Humans have always dreamed of better, fitter, longer-lasting bodies. But while many science-fiction fantasies, from videophones to self-driving cars, have been realised, health technology has lagged behind our hopes. Artificial organs and smart pills have been a long time coming. There are a number of reasons for this. Biology is an order of magnitude more complicated than other forms of engineering. And it is hard to innovate in health, as there are many rules to protect us from products that might otherwise kill us. The pill or device that promises a longer life needs to prove that it actually works before it can be sold. The price of patient safety is sluggish innovation. Yet, despite these obstacles, there are signs that a digital revolution in health care is imminent. It will be more personalised, and potentially more useful, than anything the world has seen before. It promises to help us manage our health and inform us about the risks ahead.

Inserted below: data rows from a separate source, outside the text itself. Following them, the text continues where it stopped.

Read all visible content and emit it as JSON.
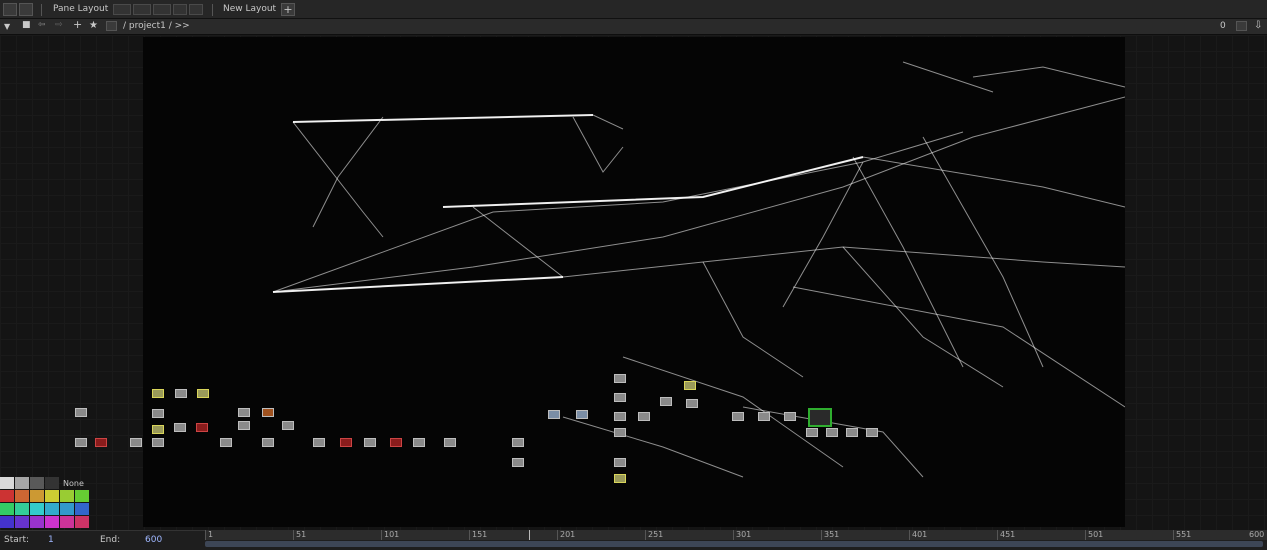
{
  "toolbar": {
    "pane_layout_label": "Pane Layout",
    "new_layout_label": "New Layout",
    "add_label": "+"
  },
  "pathbar": {
    "path": "/ project1 / >>",
    "counter": "0"
  },
  "palette": {
    "none_label": "None",
    "colors": [
      "#d9d9d9",
      "#a6a6a6",
      "#595959",
      "#333333",
      "#cc3333",
      "#cc6633",
      "#cc9933",
      "#cccc33",
      "#99cc33",
      "#66cc33",
      "#33cc66",
      "#33cc99",
      "#33cccc",
      "#3399cc",
      "#3366cc",
      "#3333cc",
      "#6633cc",
      "#9933cc",
      "#cc33cc",
      "#cc3399",
      "#cc3366",
      "#cc3333"
    ]
  },
  "timeline": {
    "start_label": "Start:",
    "start_value": "1",
    "end_label": "End:",
    "end_value": "600",
    "ticks": [
      "1",
      "51",
      "101",
      "151",
      "201",
      "251",
      "301",
      "351",
      "401",
      "451",
      "501",
      "551",
      "600"
    ]
  }
}
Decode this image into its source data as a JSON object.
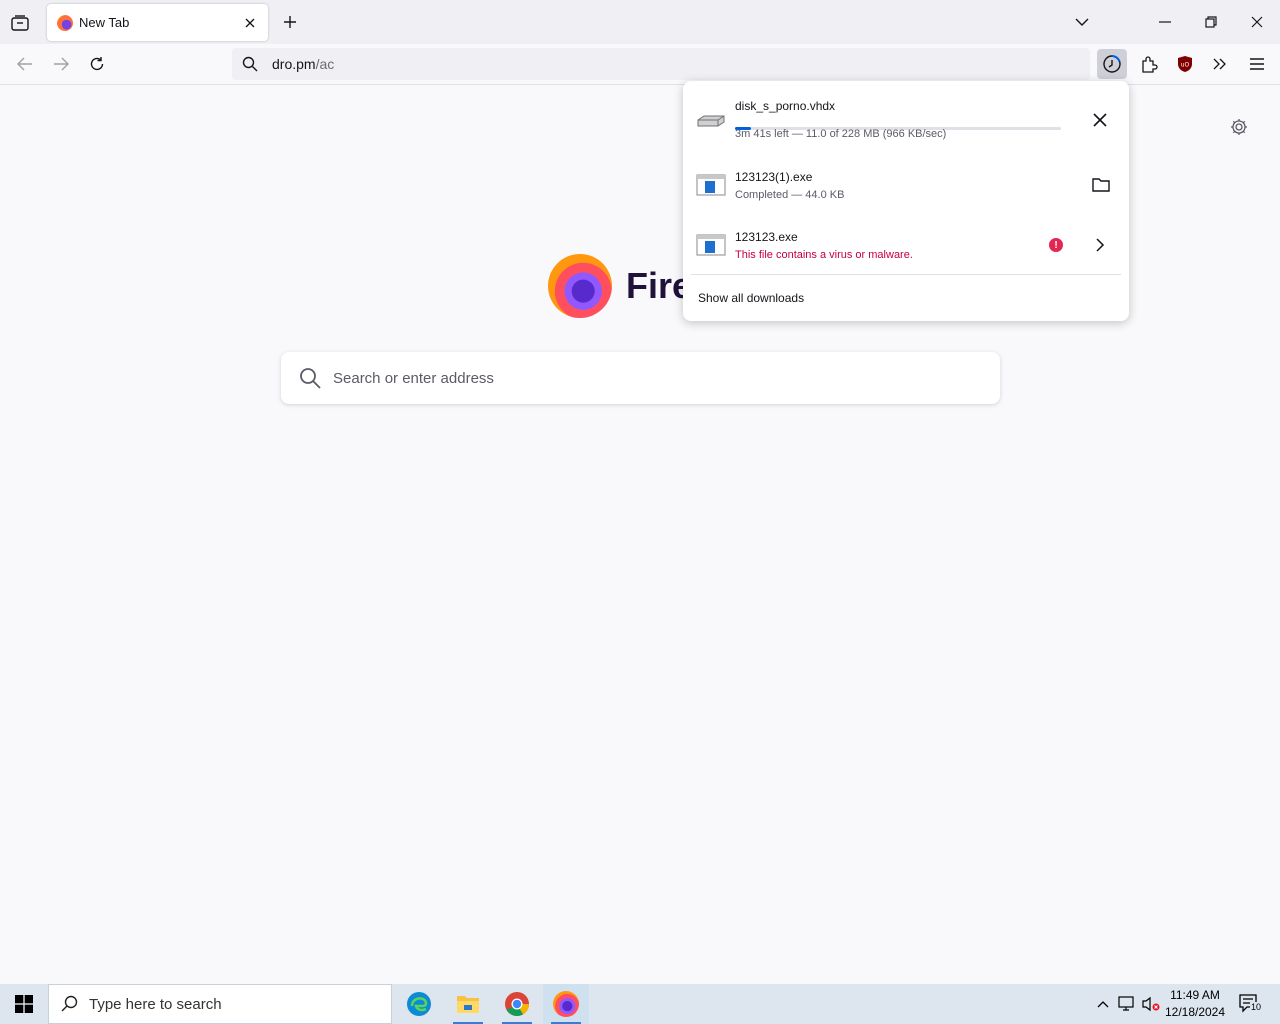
{
  "browser": {
    "tab": {
      "title": "New Tab"
    },
    "url": {
      "host": "dro.pm",
      "path": "/ac"
    }
  },
  "newtab": {
    "logo_text": "Fire",
    "search_placeholder": "Search or enter address"
  },
  "downloads": {
    "items": [
      {
        "name": "disk_s_porno.vhdx",
        "status": "3m 41s left — 11.0 of 228 MB (966 KB/sec)",
        "progress": 0.048,
        "action": "close-icon"
      },
      {
        "name": "123123(1).exe",
        "status": "Completed — 44.0 KB",
        "action": "folder-icon"
      },
      {
        "name": "123123.exe",
        "status": "This file contains a virus or malware.",
        "status_type": "danger",
        "warning_glyph": "!",
        "action": "chevron-right-icon"
      }
    ],
    "show_all": "Show all downloads"
  },
  "taskbar": {
    "search_placeholder": "Type here to search",
    "time": "11:49 AM",
    "date": "12/18/2024",
    "notification_count": "10",
    "apps": [
      "edge-icon",
      "file-explorer-icon",
      "chrome-icon",
      "firefox-icon"
    ]
  },
  "colors": {
    "accent": "#0061e0",
    "danger": "#c50042",
    "tabstrip": "#f0f0f4",
    "taskbar": "#dde6ee"
  }
}
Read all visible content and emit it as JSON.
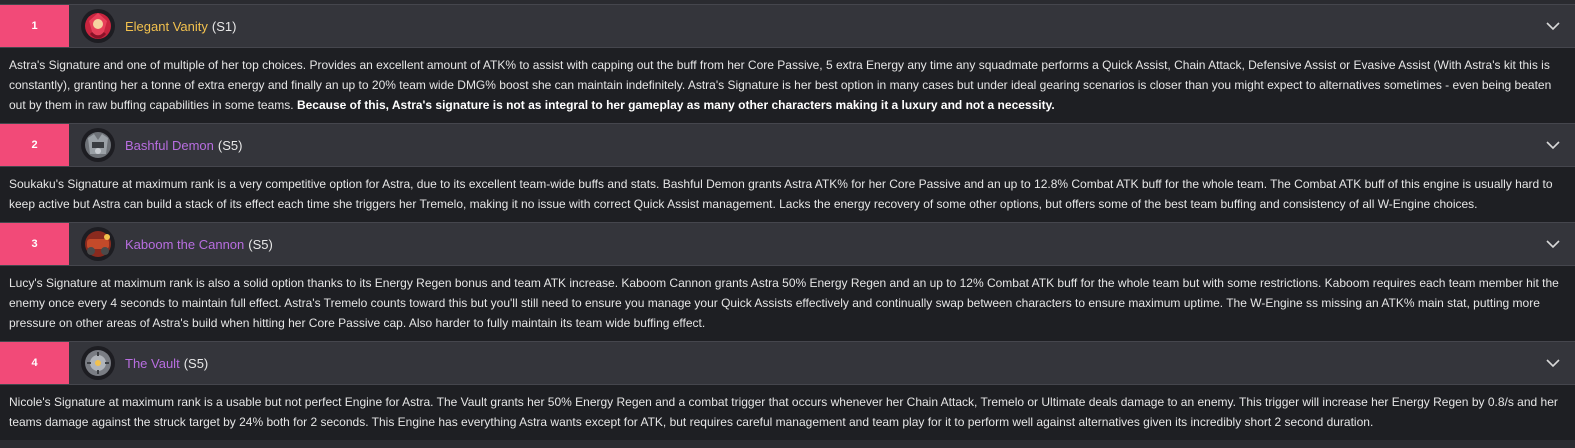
{
  "items": [
    {
      "rank": "1",
      "name": "Elegant Vanity",
      "rank_label": "(S1)",
      "name_color": "gold",
      "icon": "elegant-vanity-engine-icon",
      "description": "Astra's Signature and one of multiple of her top choices. Provides an excellent amount of ATK% to assist with capping out the buff from her Core Passive, 5 extra Energy any time any squadmate performs a Quick Assist, Chain Attack, Defensive Assist or Evasive Assist (With Astra's kit this is constantly), granting her a tonne of extra energy and finally an up to 20% team wide DMG% boost she can maintain indefinitely. Astra's Signature is her best option in many cases but under ideal gearing scenarios is closer than you might expect to alternatives sometimes - even being beaten out by them in raw buffing capabilities in some teams. ",
      "description_bold": "Because of this, Astra's signature is not as integral to her gameplay as many other characters making it a luxury and not a necessity."
    },
    {
      "rank": "2",
      "name": "Bashful Demon",
      "rank_label": "(S5)",
      "name_color": "purple",
      "icon": "bashful-demon-engine-icon",
      "description": "Soukaku's Signature at maximum rank is a very competitive option for Astra, due to its excellent team-wide buffs and stats. Bashful Demon grants Astra ATK% for her Core Passive and an up to 12.8% Combat ATK buff for the whole team. The Combat ATK buff of this engine is usually hard to keep active but Astra can build a stack of its effect each time she triggers her Tremelo, making it no issue with correct Quick Assist management. Lacks the energy recovery of some other options, but offers some of the best team buffing and consistency of all W-Engine choices.",
      "description_bold": ""
    },
    {
      "rank": "3",
      "name": "Kaboom the Cannon",
      "rank_label": "(S5)",
      "name_color": "purple",
      "icon": "kaboom-cannon-engine-icon",
      "description": "Lucy's Signature at maximum rank is also a solid option thanks to its Energy Regen bonus and team ATK increase. Kaboom Cannon grants Astra 50% Energy Regen and an up to 12% Combat ATK buff for the whole team but with some restrictions. Kaboom requires each team member hit the enemy once every 4 seconds to maintain full effect. Astra's Tremelo counts toward this but you'll still need to ensure you manage your Quick Assists effectively and continually swap between characters to ensure maximum uptime. The W-Engine ss missing an ATK% main stat, putting more pressure on other areas of Astra's build when hitting her Core Passive cap. Also harder to fully maintain its team wide buffing effect.",
      "description_bold": ""
    },
    {
      "rank": "4",
      "name": "The Vault",
      "rank_label": "(S5)",
      "name_color": "purple",
      "icon": "the-vault-engine-icon",
      "description": "Nicole's Signature at maximum rank is a usable but not perfect Engine for Astra. The Vault grants her 50% Energy Regen and a combat trigger that occurs whenever her Chain Attack, Tremelo or Ultimate deals damage to an enemy. This trigger will increase her Energy Regen by 0.8/s and her teams damage against the struck target by 24% both for 2 seconds. This Engine has everything Astra wants except for ATK, but requires careful management and team play for it to perform well against alternatives given its incredibly short 2 second duration.",
      "description_bold": ""
    }
  ],
  "colors": {
    "rank_bg": "#f24a78",
    "gold": "#f2c14e",
    "purple": "#b86ee0"
  }
}
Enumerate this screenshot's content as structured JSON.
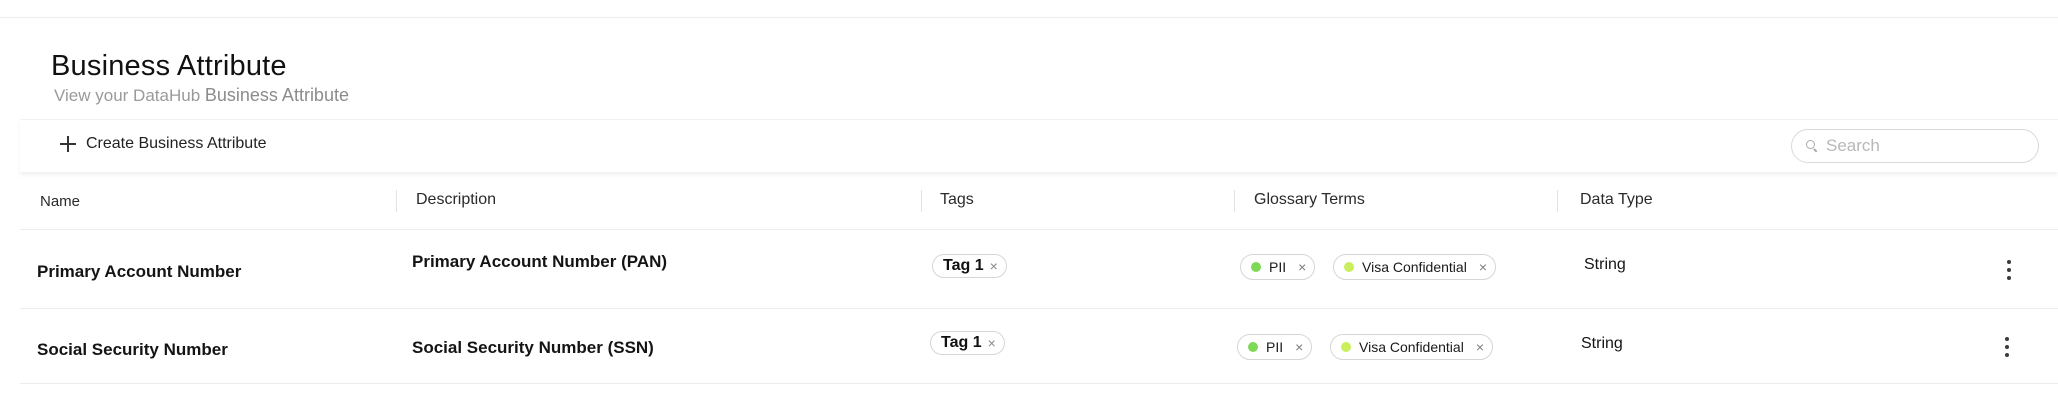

…Britain’s Babylon Health, based in Kensington in London, is particularly ambitious. At its offices, fake greenery and flowering plants proliferate in a largely unsuccessful attempt to evoke the Hanging Gardens of Babylon. Its app answers medical queries, provides access to doctors and offers users a dashboard of their health stats drawn from the phone or supplemental devices. These data can be supplemented with results from at-home blood-testing kits that one can order via the app. These take readings of liver and kidney function, vitamin levels, bone density and cholesterol. I tried the thyroid test and drew blood with a special device that punches a tiny hole with surprisingly little pain. Then I posted the sample to Babylon. The results (all OK) popped up in the app a day later. If Babylon recommends an appointment with a doctor, it can provide one via video-conferencing almost immediately for £25 ($32). As with many other doctor-on-demand services, it is possible to share notes, or even a video from a consultation, with your regular doctor.
One of the most exciting aspects of digital health is the capacity of mobile phones to gather information as well as deliver it. They can collect data from their own sensors and screens, as well as associated devices such as watches, headbands and the growing constellation of add-ons. Increasingly, such devices are clinically validated and medically useful.